    Thefirststepinunderstandingthepedagogicalsignificanceofashort-termtravelstudyprogramdedicatedtothestudyoffoodisadefinitionofculinarytourism;afterall,theroleofthetourististhemostprominentrolemanyofthestudentsplaywhileinthefield.Culinarytourismandtheexperienceofunderstandinganotherculturethroughfoodconstituteasignificantfieldofinquiryinfoodstudies.Culinarytourismisdifferentfromotherformsoftravellinginthatthereisapre-determinedmotivationforseekingoutfoodexperiences.LucyLong(2004:21)definesculinarytourismastheintentional,exploratoryparticipationinthefoodwaysofanotherandsheemphasisestheindividualasanactiveagentinconstructingmeaningswithinatouristexperience.ForLong,culinarytourismcannot be accidental.
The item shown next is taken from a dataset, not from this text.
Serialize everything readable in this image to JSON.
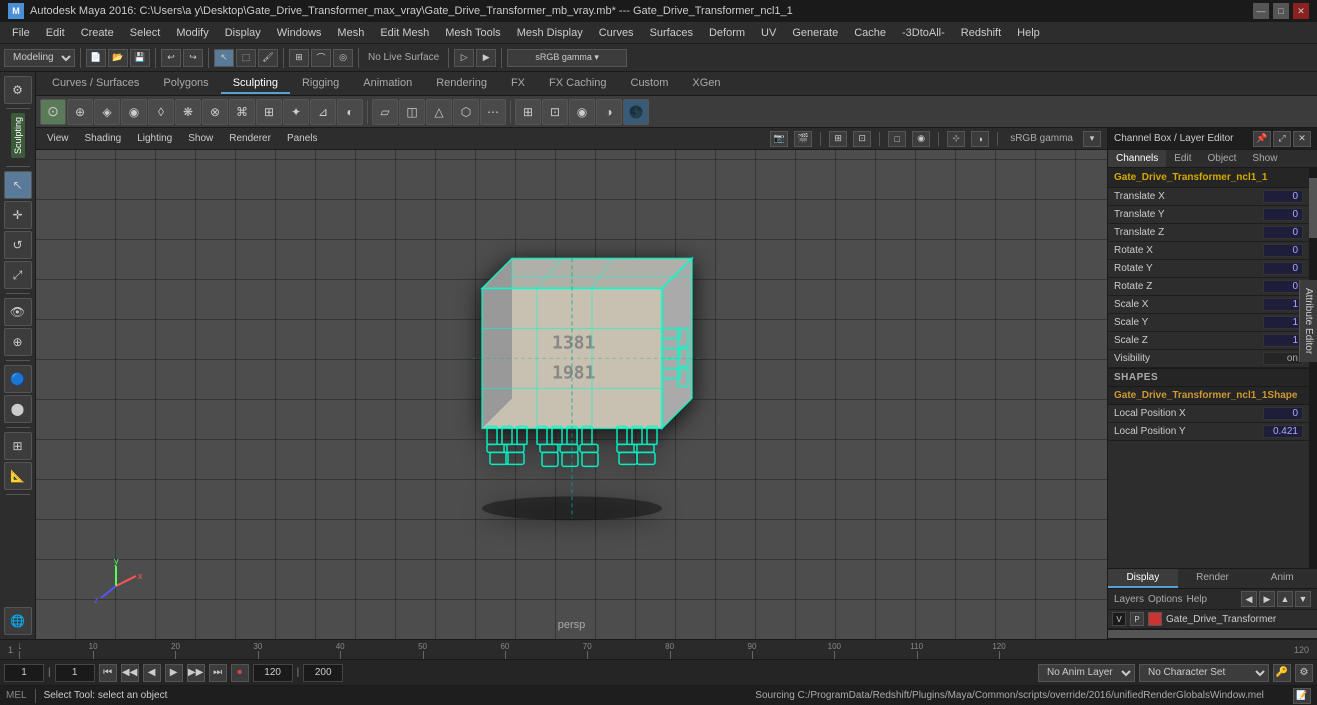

Intentionality is crucial. In an educational tourismcontext,itistheintentionalityoreatingwithapedagogicalpurposethatcanpushthetouristfromeatingasaformofsustenanceto eating with a critical eye.

    Itisimportanttoacknowledgeherethattheculinarytouristexperiencecultivatedaspartofauniversitydegreeprogramofstudyisdistinctfromtheculinarytouristexperiencedesignedforleisuretourists.Whilethereismuchoverlapbetweenthetwogroups,wehaveseen,firsthand,thedifferencesbetweentouringwiththeprimarymotivationofpleasure,combined,perhaps,withinformallearning,andtouringwiththejointmotivationofpleasureandformallearninginanacademicdiscipline.Themotivationforourdevelopmentofthisgroupstudyprogramwasaculinarytourwetookin2004withagroupofchefsandculinarystudents.Onthattour,asculinarytourists,weweredrivenbyadesiretoseewhatothersdontsee,dowhatothersdontdo,andeatwhatothersdonteatclassicfoodadventuring,inLisaHeldkesterms(2007).Wewereawareoftherisksofculinarytourismofslippingintopatternsofcolonialism
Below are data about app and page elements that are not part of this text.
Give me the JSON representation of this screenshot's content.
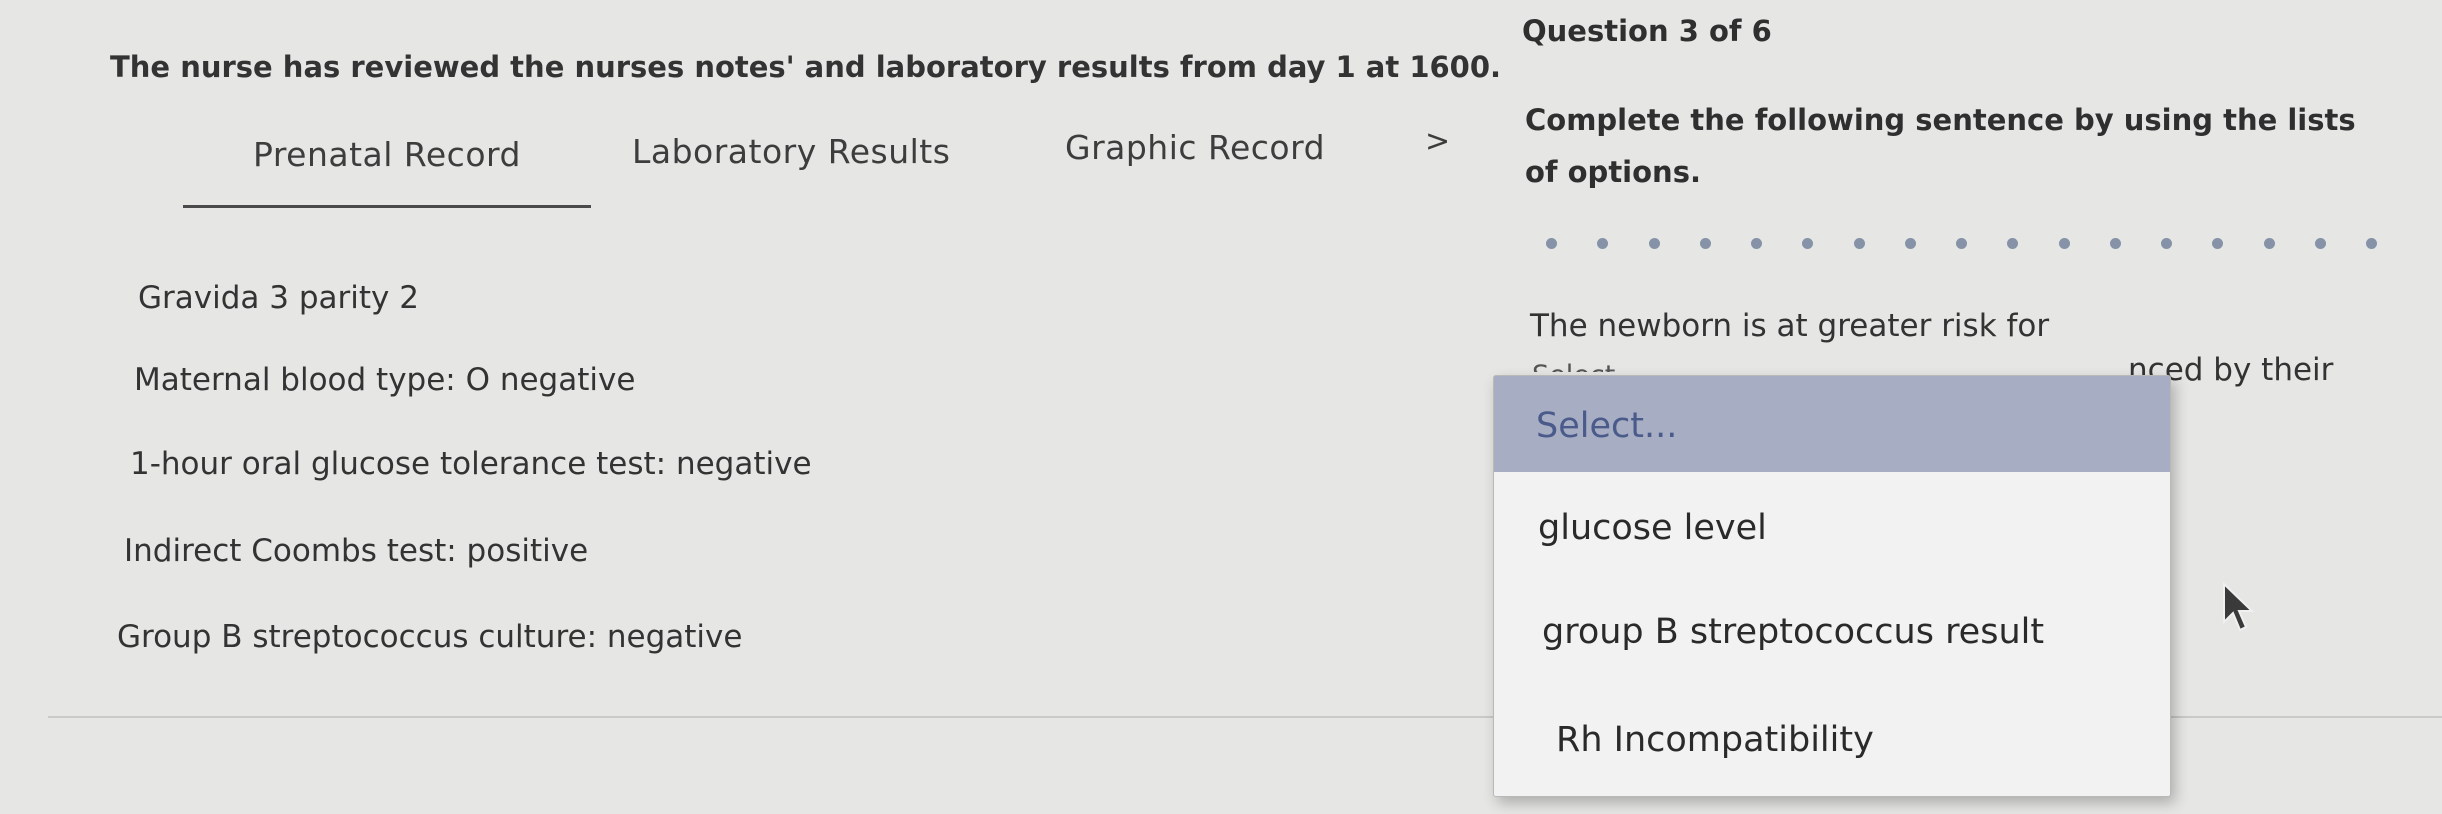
{
  "intro": "The nurse has reviewed the nurses notes' and laboratory results from day 1 at 1600.",
  "tabs": [
    {
      "label": "Prenatal Record",
      "active": true
    },
    {
      "label": "Laboratory Results",
      "active": false
    },
    {
      "label": "Graphic Record",
      "active": false
    }
  ],
  "next_icon": "chevron-right-icon",
  "next_glyph": ">",
  "prenatal_record": [
    "Gravida 3 parity 2",
    "Maternal blood type: O negative",
    "1-hour oral glucose tolerance test: negative",
    "Indirect Coombs test: positive",
    "Group B streptococcus culture: negative"
  ],
  "question": {
    "number": "Question 3 of 6",
    "instruction": "Complete the following sentence by using the lists of options.",
    "progress_dots": 17,
    "sentence_start": "The newborn is at greater risk for",
    "sentence_tail": "nced by their",
    "select_peek": "Select"
  },
  "dropdown": {
    "selected": "Select...",
    "options": [
      "glucose level",
      "group B streptococcus result",
      "Rh Incompatibility"
    ]
  },
  "colors": {
    "background": "#e6e6e4",
    "dropdown_highlight": "#a7adc2",
    "selected_text": "#4a5a8a",
    "dot": "#8592a8"
  }
}
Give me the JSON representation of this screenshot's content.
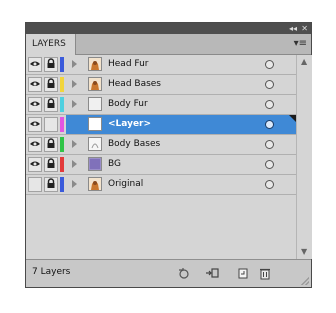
{
  "panel": {
    "tab_label": "LAYERS",
    "collapse_icon": "double-chevron-left-icon",
    "close_icon": "close-icon",
    "menu_icon": "panel-menu-icon",
    "collapse_glyph": "◂◂",
    "close_glyph": "✕",
    "menu_glyph": "▾≡"
  },
  "layers": [
    {
      "name": "Head Fur",
      "color": "#3b5bdb",
      "visible": true,
      "locked": true,
      "thumb": "figure",
      "selected": false
    },
    {
      "name": "Head Bases",
      "color": "#f2d53c",
      "visible": true,
      "locked": true,
      "thumb": "figure",
      "selected": false
    },
    {
      "name": "Body Fur",
      "color": "#4fd0e0",
      "visible": true,
      "locked": true,
      "thumb": "blank",
      "selected": false
    },
    {
      "name": "<Layer>",
      "color": "#e255e2",
      "visible": true,
      "locked": false,
      "thumb": "white",
      "selected": true
    },
    {
      "name": "Body Bases",
      "color": "#2fc447",
      "visible": true,
      "locked": true,
      "thumb": "sketch",
      "selected": false
    },
    {
      "name": "BG",
      "color": "#e33a3a",
      "visible": true,
      "locked": true,
      "thumb": "purple",
      "selected": false
    },
    {
      "name": "Original",
      "color": "#3b5bdb",
      "visible": false,
      "locked": true,
      "thumb": "figure",
      "selected": false
    }
  ],
  "footer": {
    "layer_count": "7 Layers"
  },
  "colors": {
    "selection": "#3f89d6",
    "panel_bg": "#d5d5d5",
    "titlebar": "#4e4e4e"
  }
}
  • Lisa Stowe and Dawn Johnston 465

    andculturalappropriationthatcanoftenaccompanyadesire,toborrowthewordsofbellhooks(2000),toeattheother.
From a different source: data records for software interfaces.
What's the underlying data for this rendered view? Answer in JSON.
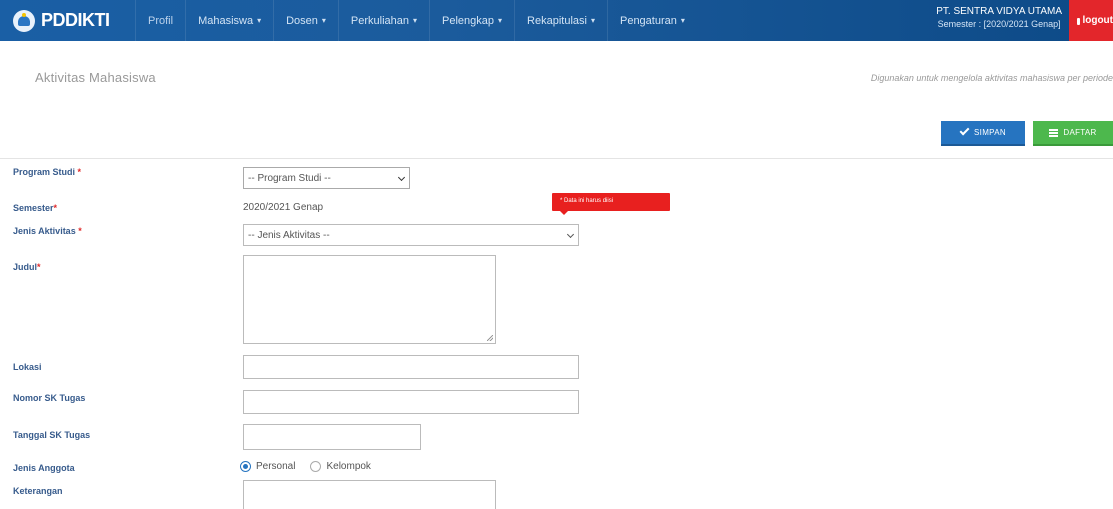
{
  "brand": {
    "name": "PDDIKTI"
  },
  "nav": {
    "items": [
      {
        "label": "Profil",
        "dropdown": false
      },
      {
        "label": "Mahasiswa",
        "dropdown": true
      },
      {
        "label": "Dosen",
        "dropdown": true
      },
      {
        "label": "Perkuliahan",
        "dropdown": true
      },
      {
        "label": "Pelengkap",
        "dropdown": true
      },
      {
        "label": "Rekapitulasi",
        "dropdown": true
      },
      {
        "label": "Pengaturan",
        "dropdown": true
      }
    ],
    "caret": "▾"
  },
  "user": {
    "institution": "PT. SENTRA VIDYA UTAMA",
    "semester": "Semester : [2020/2021 Genap]",
    "logout_label": "logout"
  },
  "page": {
    "title": "Aktivitas Mahasiswa",
    "description": "Digunakan untuk mengelola aktivitas mahasiswa per periode"
  },
  "actions": {
    "save_label": "SIMPAN",
    "list_label": "DAFTAR"
  },
  "form": {
    "program_studi": {
      "label": "Program Studi",
      "required": "*",
      "value": "-- Program Studi --"
    },
    "semester": {
      "label": "Semester",
      "required": "*",
      "value": "2020/2021 Genap"
    },
    "jenis_aktivitas": {
      "label": "Jenis Aktivitas",
      "required": "*",
      "value": "-- Jenis Aktivitas --"
    },
    "judul": {
      "label": "Judul",
      "required": "*"
    },
    "lokasi": {
      "label": "Lokasi"
    },
    "nomor_sk": {
      "label": "Nomor SK Tugas"
    },
    "tanggal_sk": {
      "label": "Tanggal SK Tugas"
    },
    "jenis_anggota": {
      "label": "Jenis Anggota",
      "options": [
        "Personal",
        "Kelompok"
      ],
      "selected": "Personal"
    },
    "keterangan": {
      "label": "Keterangan"
    }
  },
  "validation": {
    "message": "* Data ini harus diisi"
  },
  "colors": {
    "navbar": "#1b5b9c",
    "save": "#2674c0",
    "list": "#4db84d",
    "logout": "#e3262b",
    "error": "#e8201f",
    "label": "#375b8c"
  }
}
    Threeyearslater,whenleadingourownprograminourdualroleasguidesandteachers,weweredrivenbysimilardesires,but those desires were coupled with a deliberate and intentional pedagogicalgoal.WewantedourstudentstoengageinLongsintentionalexplorationoffoodandculture,andwecoupledthatwitharequirementforequallyintentionalscholarlyreflectionontheirexperiences.Inadditiontomoretraditionalassignmentssuchasresearchpapersandseminarpresentations,wecraftedreflectionquestionsandareflectivefinalexambasedonboththeformalcomponentsofourprogramandtheinformalexperiencesthat students had on their own and in groups. The questions asked studentstoframetheirfoodandtravelexperiencesinlightoftheirownbackgrounds,theirupbringing,andthesocio-culturalvaluesthathaveshapedtheirlearning.Wehopedthatthroughthisintentionalexploration,ourstudentscouldreflectonthehegemonictraditionsofculinarytourismwhilesimultaneouslyembracingtheopportunitiesprovidedbyculinarytourismtoexperience,toshare,andtointeractinthoughtfulandmeaningfulways.

    JennyMolz(2007:78)furthersLongsdefinitionofculinarytourism,explainingthat,foodactsasatransportablesymbolofplaceandofculturalidentity,oratangiblereminder,forthetourist,ofageographiclocationandexperienceofculture.BothLongandMolzemphasisethatitisnotsomuchthefooditselfthatisanobjectofculturalexperiencebutratheritisthesubjectsexperiencewiththefoodthattakesittoahigherlevelofsignificantmeaning.Fooditselfdoesnotchangedependinguponcontext;aValenciaorange